  • Variance and Volatility Swaps: A Review of Popular Methodologies
  • Building AMCs with Chinese Characteristics: Application of the RTC Model on NPLs in China
  • Opening up Microfinance to Global Capital Markets: Securitization of Microfinance Loans
  • The Empirical Research on the Abnormal Returns of Initial Dividend Announcement in China
  • A Comparison of Winning Premiums Paid for Companies in Management and Other Buyouts
  • An Econmic Explanation to Implied Volatility Smile
  • The Pricing of Barrier Options

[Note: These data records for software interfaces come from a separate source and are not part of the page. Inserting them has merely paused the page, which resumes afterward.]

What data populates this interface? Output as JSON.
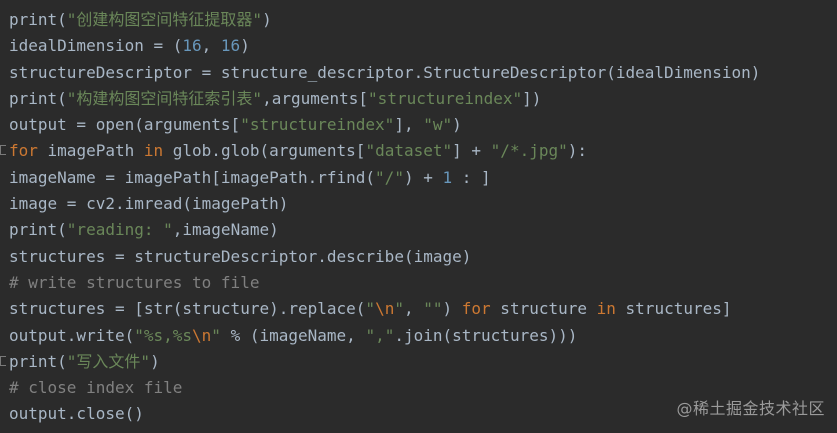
{
  "editor": {
    "lines": [
      {
        "parts": [
          {
            "t": "print(",
            "c": "fn"
          },
          {
            "t": "\"创建构图空间特征提取器\"",
            "c": "str"
          },
          {
            "t": ")",
            "c": "fn"
          }
        ]
      },
      {
        "parts": [
          {
            "t": "idealDimension = (",
            "c": "fn"
          },
          {
            "t": "16",
            "c": "num"
          },
          {
            "t": ", ",
            "c": "fn"
          },
          {
            "t": "16",
            "c": "num"
          },
          {
            "t": ")",
            "c": "fn"
          }
        ]
      },
      {
        "parts": [
          {
            "t": "structureDescriptor = structure_descriptor.StructureDescriptor(idealDimension)",
            "c": "fn"
          }
        ]
      },
      {
        "parts": [
          {
            "t": "print(",
            "c": "fn"
          },
          {
            "t": "\"构建构图空间特征索引表\"",
            "c": "str"
          },
          {
            "t": ",arguments[",
            "c": "fn"
          },
          {
            "t": "\"structureindex\"",
            "c": "str"
          },
          {
            "t": "])",
            "c": "fn"
          }
        ]
      },
      {
        "parts": [
          {
            "t": "output = open(arguments[",
            "c": "fn"
          },
          {
            "t": "\"structureindex\"",
            "c": "str"
          },
          {
            "t": "], ",
            "c": "fn"
          },
          {
            "t": "\"w\"",
            "c": "str"
          },
          {
            "t": ")",
            "c": "fn"
          }
        ]
      },
      {
        "parts": [
          {
            "t": "for",
            "c": "kw"
          },
          {
            "t": " imagePath ",
            "c": "fn"
          },
          {
            "t": "in",
            "c": "kw"
          },
          {
            "t": " glob.glob(arguments[",
            "c": "fn"
          },
          {
            "t": "\"dataset\"",
            "c": "str"
          },
          {
            "t": "] + ",
            "c": "fn"
          },
          {
            "t": "\"/*.jpg\"",
            "c": "str"
          },
          {
            "t": "):",
            "c": "fn"
          }
        ],
        "marker": true
      },
      {
        "indent": true,
        "parts": [
          {
            "t": "imageName = imagePath[imagePath.rfind(",
            "c": "fn"
          },
          {
            "t": "\"/\"",
            "c": "str"
          },
          {
            "t": ") + ",
            "c": "fn"
          },
          {
            "t": "1",
            "c": "num"
          },
          {
            "t": " : ]",
            "c": "fn"
          }
        ]
      },
      {
        "indent": true,
        "parts": [
          {
            "t": "image = cv2.imread(imagePath)",
            "c": "fn"
          }
        ]
      },
      {
        "indent": true,
        "parts": [
          {
            "t": "print(",
            "c": "fn"
          },
          {
            "t": "\"reading: \"",
            "c": "str"
          },
          {
            "t": ",imageName)",
            "c": "fn"
          }
        ]
      },
      {
        "indent": true,
        "parts": [
          {
            "t": "structures = structureDescriptor.describe(image)",
            "c": "fn"
          }
        ]
      },
      {
        "indent": true,
        "parts": [
          {
            "t": "# write structures to file",
            "c": "cmt"
          }
        ]
      },
      {
        "indent": true,
        "parts": [
          {
            "t": "structures = [str(structure).replace(",
            "c": "fn"
          },
          {
            "t": "\"",
            "c": "str"
          },
          {
            "t": "\\n",
            "c": "esc"
          },
          {
            "t": "\"",
            "c": "str"
          },
          {
            "t": ", ",
            "c": "fn"
          },
          {
            "t": "\"\"",
            "c": "str"
          },
          {
            "t": ") ",
            "c": "fn"
          },
          {
            "t": "for",
            "c": "kw"
          },
          {
            "t": " structure ",
            "c": "fn"
          },
          {
            "t": "in",
            "c": "kw"
          },
          {
            "t": " structures]",
            "c": "fn"
          }
        ]
      },
      {
        "indent": true,
        "parts": [
          {
            "t": "output.write(",
            "c": "fn"
          },
          {
            "t": "\"%s,%s",
            "c": "str"
          },
          {
            "t": "\\n",
            "c": "esc"
          },
          {
            "t": "\"",
            "c": "str"
          },
          {
            "t": " % (imageName, ",
            "c": "fn"
          },
          {
            "t": "\",\"",
            "c": "str"
          },
          {
            "t": ".join(structures)))",
            "c": "fn"
          }
        ]
      },
      {
        "indent": true,
        "parts": [
          {
            "t": "print(",
            "c": "fn"
          },
          {
            "t": "\"写入文件\"",
            "c": "str"
          },
          {
            "t": ")",
            "c": "fn"
          }
        ],
        "marker": true
      },
      {
        "parts": [
          {
            "t": "# close index file",
            "c": "cmt"
          }
        ]
      },
      {
        "parts": [
          {
            "t": "output.close()",
            "c": "fn"
          }
        ]
      }
    ]
  },
  "watermark": {
    "text": "@稀土掘金技术社区"
  },
  "colors": {
    "background": "#2b2b2b",
    "default_text": "#a9b7c6",
    "keyword": "#cc7832",
    "string": "#6a8759",
    "number": "#6897bb",
    "comment": "#808080"
  }
}
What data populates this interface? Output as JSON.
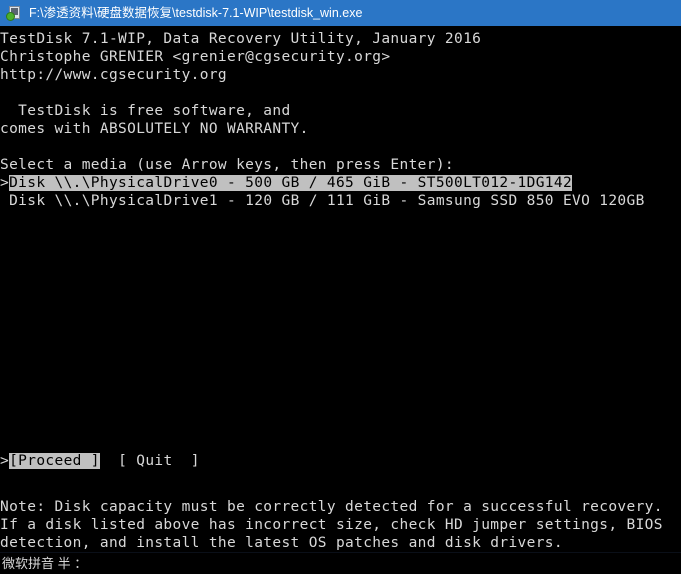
{
  "window": {
    "title": "F:\\渗透资料\\硬盘数据恢复\\testdisk-7.1-WIP\\testdisk_win.exe",
    "icon": "application-exe-icon",
    "titlebar_color": "#2b76c6",
    "background_color": "#000000",
    "foreground_color": "#d8d8d8",
    "highlight_background": "#c0c0c0",
    "highlight_foreground": "#000000"
  },
  "console": {
    "header": {
      "line1": "TestDisk 7.1-WIP, Data Recovery Utility, January 2016",
      "line2": "Christophe GRENIER <grenier@cgsecurity.org>",
      "line3": "http://www.cgsecurity.org"
    },
    "license": {
      "line1": "  TestDisk is free software, and",
      "line2": "comes with ABSOLUTELY NO WARRANTY."
    },
    "prompt": "Select a media (use Arrow keys, then press Enter):",
    "media_list": [
      {
        "cursor": ">",
        "text": "Disk \\\\.\\PhysicalDrive0 - 500 GB / 465 GiB - ST500LT012-1DG142",
        "selected": true,
        "device": "\\\\.\\PhysicalDrive0",
        "size_gb": "500 GB",
        "size_gib": "465 GiB",
        "model": "ST500LT012-1DG142"
      },
      {
        "cursor": " ",
        "text": "Disk \\\\.\\PhysicalDrive1 - 120 GB / 111 GiB - Samsung SSD 850 EVO 120GB",
        "selected": false,
        "device": "\\\\.\\PhysicalDrive1",
        "size_gb": "120 GB",
        "size_gib": "111 GiB",
        "model": "Samsung SSD 850 EVO 120GB"
      }
    ],
    "actions": {
      "cursor": ">",
      "proceed": "[Proceed ]",
      "quit": "[ Quit  ]"
    },
    "note": {
      "line1": "Note: Disk capacity must be correctly detected for a successful recovery.",
      "line2": "If a disk listed above has incorrect size, check HD jumper settings, BIOS",
      "line3": "detection, and install the latest OS patches and disk drivers."
    }
  },
  "ime": {
    "status": "微软拼音 半 ："
  }
}
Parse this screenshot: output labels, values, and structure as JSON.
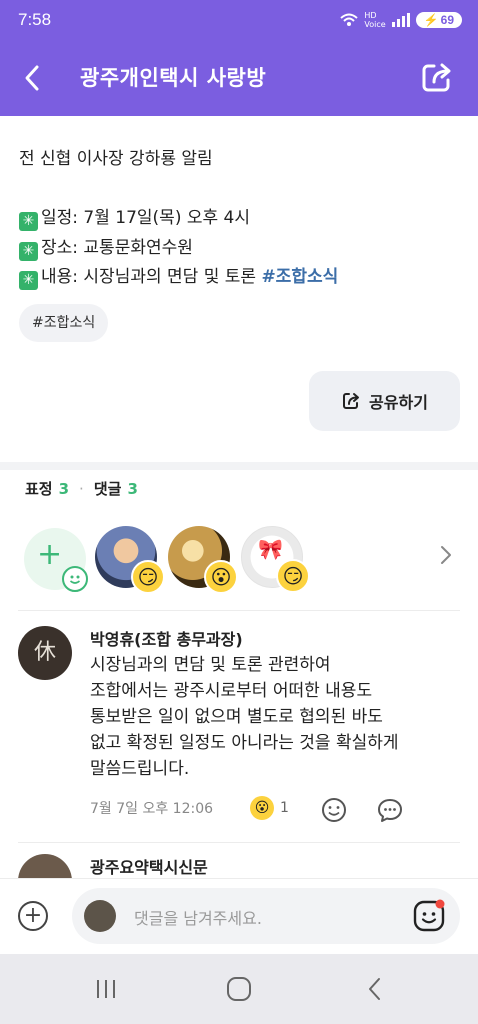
{
  "status_bar": {
    "time": "7:58",
    "hd_label": "HD",
    "voice_label": "Voice",
    "battery": "69"
  },
  "app_bar": {
    "title": "광주개인택시 사랑방"
  },
  "post": {
    "line1": "전 신협 이사장 강하룡 알림",
    "schedule": "일정: 7월 17일(목) 오후 4시",
    "place": "장소: 교통문화연수원",
    "content_prefix": "내용: 시장님과의 면담 및 토론 ",
    "content_hashtag": "#조합소식",
    "tag_chip": "#조합소식",
    "share_label": "공유하기"
  },
  "counts": {
    "reactions_label": "표정",
    "reactions_count": "3",
    "comments_label": "댓글",
    "comments_count": "3"
  },
  "comments": [
    {
      "author": "박영휴(조합 총무과장)",
      "body_lines": [
        "시장님과의 면담 및 토론 관련하여",
        "조합에서는 광주시로부터 어떠한 내용도",
        "통보받은 일이 없으며 별도로 협의된 바도",
        "없고 확정된 일정도 아니라는 것을 확실하게",
        "말씀드립니다."
      ],
      "avatar_char": "休",
      "time": "7월 7일 오후 12:06",
      "reaction_count": "1"
    },
    {
      "author": "광주요약택시신문"
    }
  ],
  "input": {
    "placeholder": "댓글을 남겨주세요."
  },
  "colors": {
    "brand": "#7b5ee0",
    "accent_green": "#3cb878",
    "hashtag": "#3c6ea8"
  },
  "icons": [
    "back-icon",
    "share-icon",
    "sparkle-icon",
    "add-reaction-icon",
    "chevron-right-icon",
    "smiley-icon",
    "comment-icon",
    "plus-icon",
    "emoji-icon",
    "recents-icon",
    "home-icon",
    "nav-back-icon"
  ]
}
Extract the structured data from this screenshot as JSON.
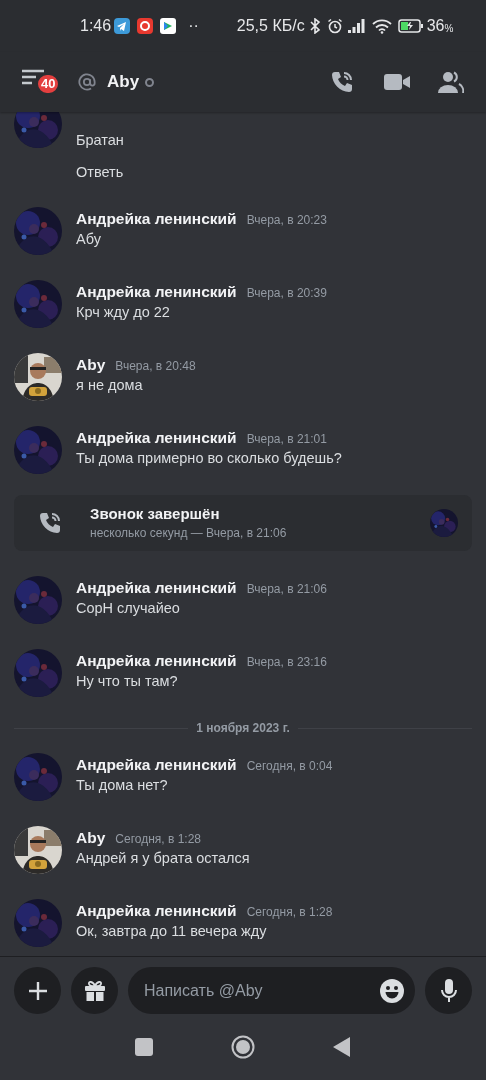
{
  "status_bar": {
    "time": "1:46",
    "more": "··",
    "speed": "25,5 КБ/с",
    "battery": "36",
    "battery_unit": "%"
  },
  "header": {
    "badge": "40",
    "title": "Aby",
    "online": false
  },
  "messages": [
    {
      "kind": "continuation",
      "lines": [
        "Братан",
        "Ответь"
      ]
    },
    {
      "kind": "message",
      "author": "Андрейка ленинский",
      "time": "Вчера, в 20:23",
      "lines": [
        "Абу"
      ]
    },
    {
      "kind": "message",
      "author": "Андрейка ленинский",
      "time": "Вчера, в 20:39",
      "lines": [
        "Крч жду до 22"
      ]
    },
    {
      "kind": "message",
      "author": "Aby",
      "time": "Вчера, в 20:48",
      "lines": [
        "я не дома"
      ]
    },
    {
      "kind": "message",
      "author": "Андрейка ленинский",
      "time": "Вчера, в 21:01",
      "lines": [
        "Ты дома примерно во сколько будешь?"
      ]
    },
    {
      "kind": "call",
      "title": "Звонок завершён",
      "subtitle": "несколько секунд — Вчера, в 21:06"
    },
    {
      "kind": "message",
      "author": "Андрейка ленинский",
      "time": "Вчера, в 21:06",
      "lines": [
        "СорН случайео"
      ]
    },
    {
      "kind": "message",
      "author": "Андрейка ленинский",
      "time": "Вчера, в 23:16",
      "lines": [
        "Ну что ты там?"
      ]
    },
    {
      "kind": "date_divider",
      "label": "1 ноября 2023 г."
    },
    {
      "kind": "message",
      "author": "Андрейка ленинский",
      "time": "Сегодня, в 0:04",
      "lines": [
        "Ты дома нет?"
      ]
    },
    {
      "kind": "message",
      "author": "Aby",
      "time": "Сегодня, в 1:28",
      "lines": [
        "Андрей я у брата остался"
      ]
    },
    {
      "kind": "message",
      "author": "Андрейка ленинский",
      "time": "Сегодня, в 1:28",
      "lines": [
        "Ок, завтра до 11 вечера жду"
      ]
    }
  ],
  "composer": {
    "placeholder": "Написать @Aby"
  }
}
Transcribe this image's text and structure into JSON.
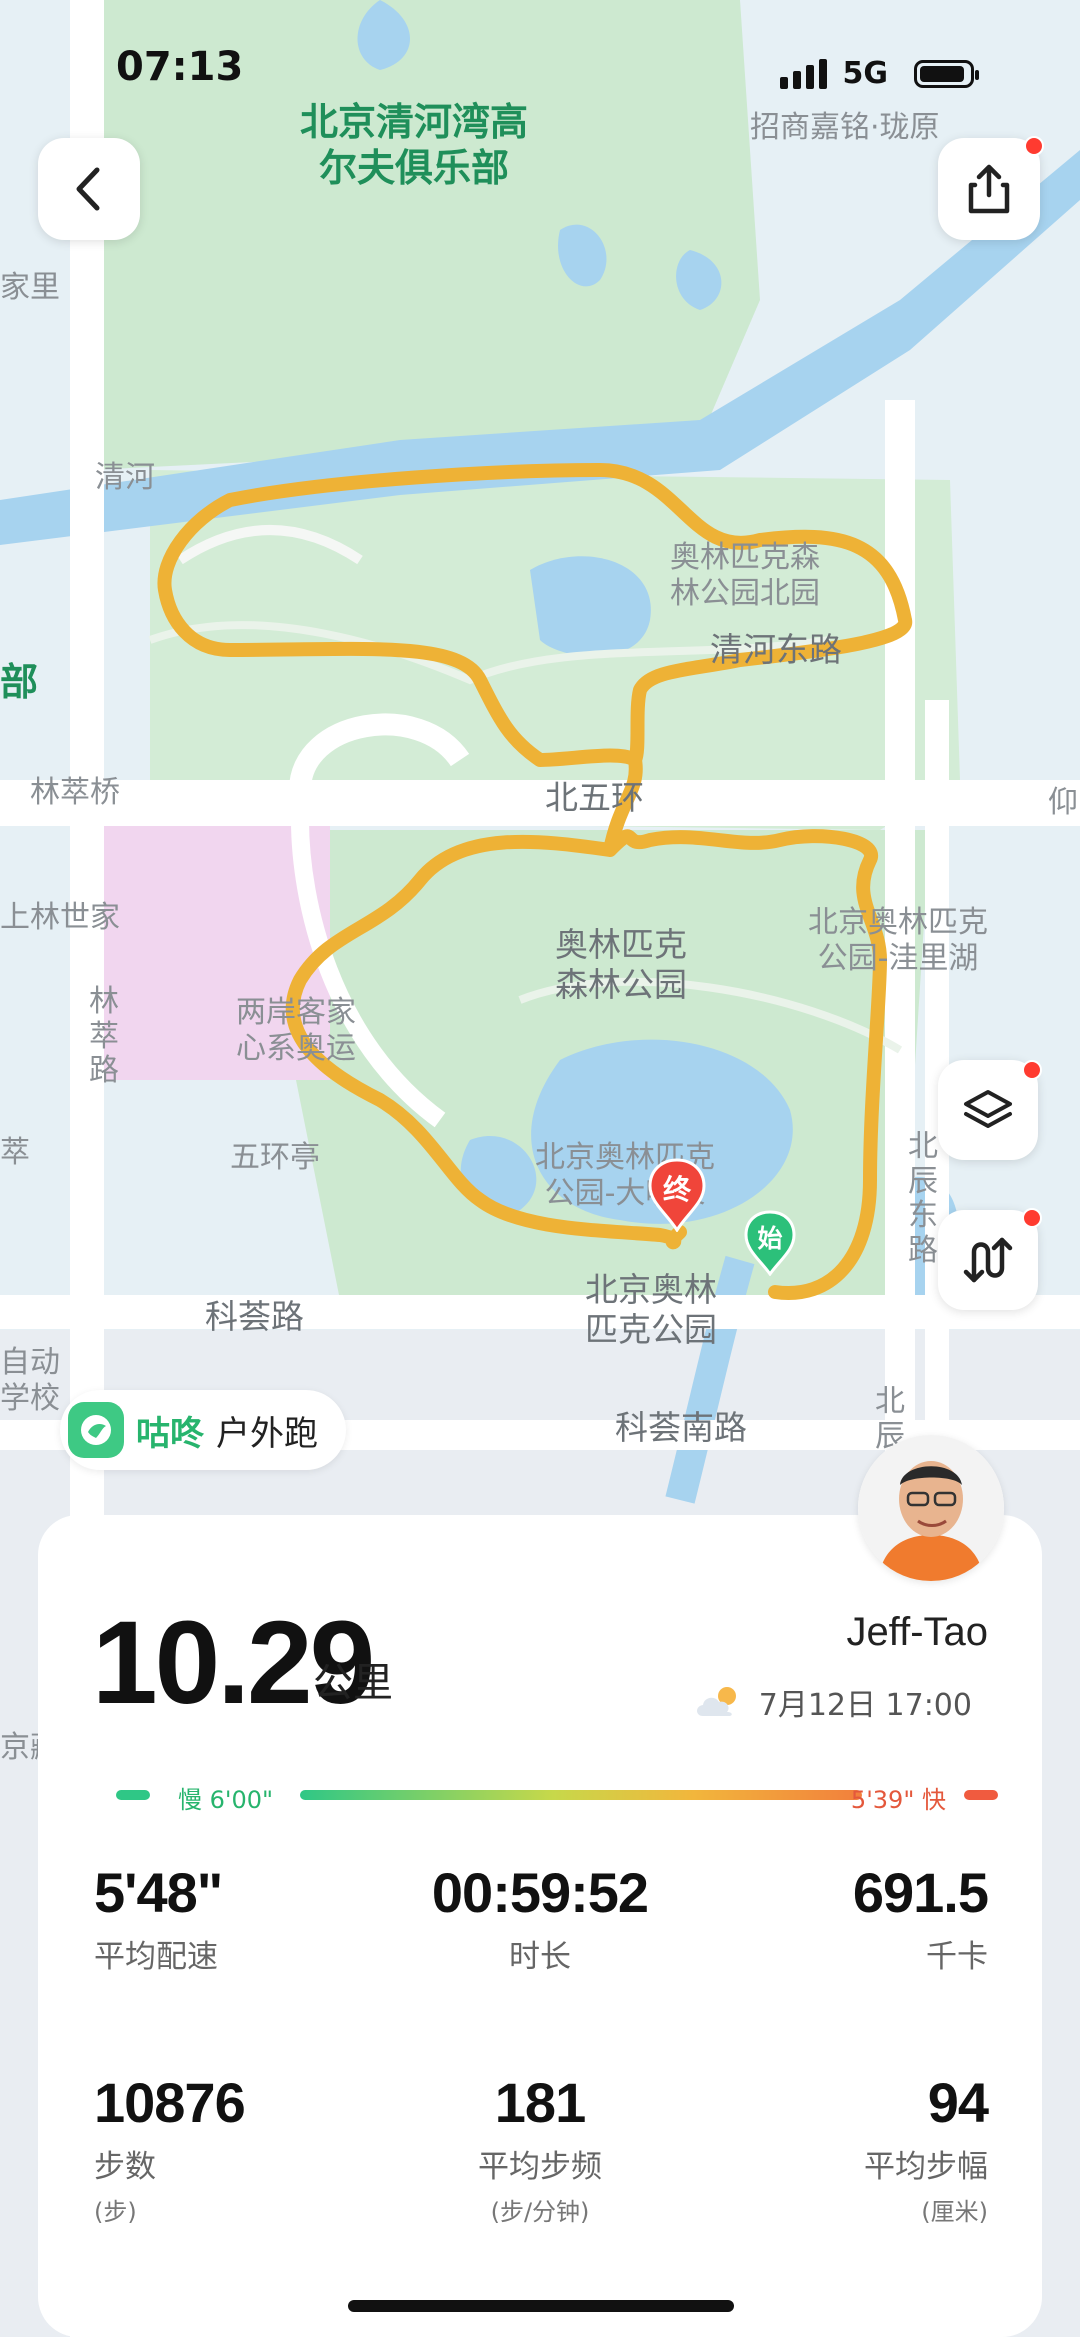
{
  "status": {
    "time": "07:13",
    "network": "5G"
  },
  "map": {
    "labels": [
      {
        "id": "golf",
        "text": "北京清河湾高\n尔夫俱乐部",
        "style": "green"
      },
      {
        "id": "zhaoshang",
        "text": "招商嘉铭·珑原",
        "style": "normal"
      },
      {
        "id": "qinghe",
        "text": "清河",
        "style": "normal"
      },
      {
        "id": "aolin-north",
        "text": "奥林匹克森\n林公园北园",
        "style": "normal"
      },
      {
        "id": "qinghe-east",
        "text": "清河东路",
        "style": "dark"
      },
      {
        "id": "lincuiqiao",
        "text": "林萃桥",
        "style": "normal"
      },
      {
        "id": "beiwuhuan",
        "text": "北五环",
        "style": "dark"
      },
      {
        "id": "shanglin",
        "text": "上林世家",
        "style": "normal"
      },
      {
        "id": "lincuilu",
        "text": "林萃路",
        "style": "vert"
      },
      {
        "id": "aolin-forest",
        "text": "奥林匹克\n森林公园",
        "style": "dark"
      },
      {
        "id": "wali",
        "text": "北京奥林匹克\n公园-洼里湖",
        "style": "normal"
      },
      {
        "id": "liangan",
        "text": "两岸客家\n心系奥运",
        "style": "normal"
      },
      {
        "id": "wuhuanting",
        "text": "五环亭",
        "style": "normal"
      },
      {
        "id": "dahuquan",
        "text": "北京奥林匹克\n公园-大喷泉",
        "style": "normal"
      },
      {
        "id": "beichen",
        "text": "北辰东路",
        "style": "vert"
      },
      {
        "id": "kehuilu",
        "text": "科荟路",
        "style": "dark"
      },
      {
        "id": "aolinpark",
        "text": "北京奥林\n匹克公园",
        "style": "dark"
      },
      {
        "id": "kehuinan",
        "text": "科荟南路",
        "style": "dark"
      },
      {
        "id": "left-bu",
        "text": "部",
        "style": "green"
      },
      {
        "id": "left-cui",
        "text": "萃",
        "style": "normal"
      },
      {
        "id": "left-zidong",
        "text": "自动\n学校",
        "style": "normal"
      },
      {
        "id": "left-li",
        "text": "家里",
        "style": "normal"
      },
      {
        "id": "right-bei",
        "text": "北辰",
        "style": "vert"
      },
      {
        "id": "right-yang",
        "text": "仰",
        "style": "normal"
      },
      {
        "id": "jing",
        "text": "京藏",
        "style": "normal"
      }
    ],
    "start_marker": "始",
    "end_marker": "终",
    "colors": {
      "route": "#eeb236",
      "water": "#a7d3ef",
      "park": "#cde9d0"
    }
  },
  "app": {
    "name": "咕咚",
    "activity": "户外跑",
    "logo_icon": "gudong-bird-icon"
  },
  "run": {
    "distance": "10.29",
    "distance_unit": "公里",
    "user": "Jeff-Tao",
    "date": "7月12日 17:00",
    "weather_icon": "partly-cloudy-icon",
    "pace_slow": "慢 6'00\"",
    "pace_fast": "5'39\" 快"
  },
  "stats": [
    {
      "value": "5'48\"",
      "label": "平均配速",
      "unit": ""
    },
    {
      "value": "00:59:52",
      "label": "时长",
      "unit": ""
    },
    {
      "value": "691.5",
      "label": "千卡",
      "unit": ""
    },
    {
      "value": "10876",
      "label": "步数",
      "unit": "(步)"
    },
    {
      "value": "181",
      "label": "平均步频",
      "unit": "(步/分钟)"
    },
    {
      "value": "94",
      "label": "平均步幅",
      "unit": "(厘米)"
    }
  ]
}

  • Seasonal Component in Temperature Time Series
  • Time Series and Weather Derivatives
  • The Price Impact of Credit Rating Announcements on Credit Default Swap Markets
  • An Empirical Study on the Performance of ETFs in China
  • The Spinoff Puzzle and the Carveout Puzzle: a Survey and a Contribution
  • The Effect of Monetary Policy on Bank Lending in China: Evidence from Banks’ Balance Sheets
  • Risk Ratings of Middle Market Loan Exposure
  • Pharmaceutical Firm Research and the Property Rights Framework
  • Glamour versus Growth: the Asian Evidence
  • The Myth of Usury